--- The records Enclosed Below ---
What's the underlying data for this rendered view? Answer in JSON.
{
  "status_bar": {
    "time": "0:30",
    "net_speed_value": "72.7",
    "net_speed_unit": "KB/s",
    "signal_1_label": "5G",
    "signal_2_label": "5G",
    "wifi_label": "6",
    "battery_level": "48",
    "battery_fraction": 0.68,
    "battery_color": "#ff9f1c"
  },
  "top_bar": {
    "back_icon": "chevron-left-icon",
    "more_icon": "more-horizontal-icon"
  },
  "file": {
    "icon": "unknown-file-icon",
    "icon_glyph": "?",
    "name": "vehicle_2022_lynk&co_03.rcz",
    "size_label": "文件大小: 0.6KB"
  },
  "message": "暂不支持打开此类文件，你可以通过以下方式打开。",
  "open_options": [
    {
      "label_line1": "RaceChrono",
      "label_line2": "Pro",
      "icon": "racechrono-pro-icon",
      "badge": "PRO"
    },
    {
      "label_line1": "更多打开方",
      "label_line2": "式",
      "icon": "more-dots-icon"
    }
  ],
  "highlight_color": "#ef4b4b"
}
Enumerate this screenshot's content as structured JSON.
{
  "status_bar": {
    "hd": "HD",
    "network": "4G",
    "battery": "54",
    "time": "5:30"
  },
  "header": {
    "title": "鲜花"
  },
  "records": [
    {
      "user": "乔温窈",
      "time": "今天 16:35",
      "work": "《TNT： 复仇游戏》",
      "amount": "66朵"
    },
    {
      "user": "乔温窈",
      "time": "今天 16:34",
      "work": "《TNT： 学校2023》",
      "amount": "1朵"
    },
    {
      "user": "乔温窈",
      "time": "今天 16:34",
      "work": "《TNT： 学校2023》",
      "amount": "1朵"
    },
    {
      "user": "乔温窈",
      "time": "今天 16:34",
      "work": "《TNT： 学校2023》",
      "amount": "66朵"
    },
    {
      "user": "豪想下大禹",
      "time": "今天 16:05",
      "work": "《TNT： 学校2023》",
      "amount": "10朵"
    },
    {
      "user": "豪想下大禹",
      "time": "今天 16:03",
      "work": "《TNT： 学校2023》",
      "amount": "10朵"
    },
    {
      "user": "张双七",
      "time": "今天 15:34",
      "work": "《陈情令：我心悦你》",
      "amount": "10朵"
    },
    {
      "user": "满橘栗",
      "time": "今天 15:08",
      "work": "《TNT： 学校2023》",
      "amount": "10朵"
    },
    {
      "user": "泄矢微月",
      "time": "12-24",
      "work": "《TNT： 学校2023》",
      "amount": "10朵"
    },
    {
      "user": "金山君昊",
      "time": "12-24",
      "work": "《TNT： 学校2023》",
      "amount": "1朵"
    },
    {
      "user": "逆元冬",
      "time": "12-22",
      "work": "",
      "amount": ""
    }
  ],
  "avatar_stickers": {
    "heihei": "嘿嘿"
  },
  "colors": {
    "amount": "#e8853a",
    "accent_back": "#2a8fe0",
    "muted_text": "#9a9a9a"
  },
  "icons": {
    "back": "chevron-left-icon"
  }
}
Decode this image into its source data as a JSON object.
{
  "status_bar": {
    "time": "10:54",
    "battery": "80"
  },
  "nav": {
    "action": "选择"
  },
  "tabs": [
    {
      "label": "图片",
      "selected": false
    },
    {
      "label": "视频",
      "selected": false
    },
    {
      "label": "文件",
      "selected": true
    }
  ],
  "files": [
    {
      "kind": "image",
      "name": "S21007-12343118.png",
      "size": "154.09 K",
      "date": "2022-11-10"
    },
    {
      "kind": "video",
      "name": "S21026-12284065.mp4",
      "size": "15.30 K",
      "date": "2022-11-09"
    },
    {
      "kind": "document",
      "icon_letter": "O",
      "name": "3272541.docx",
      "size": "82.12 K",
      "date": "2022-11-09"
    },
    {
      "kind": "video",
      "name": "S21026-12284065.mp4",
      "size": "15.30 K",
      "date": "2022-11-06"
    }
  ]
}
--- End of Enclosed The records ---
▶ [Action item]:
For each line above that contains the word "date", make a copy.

▶ [Answer to this problem]:
      "date": "2022-11-10"
      "date": "2022-11-09"
      "date": "2022-11-09"
      "date": "2022-11-06"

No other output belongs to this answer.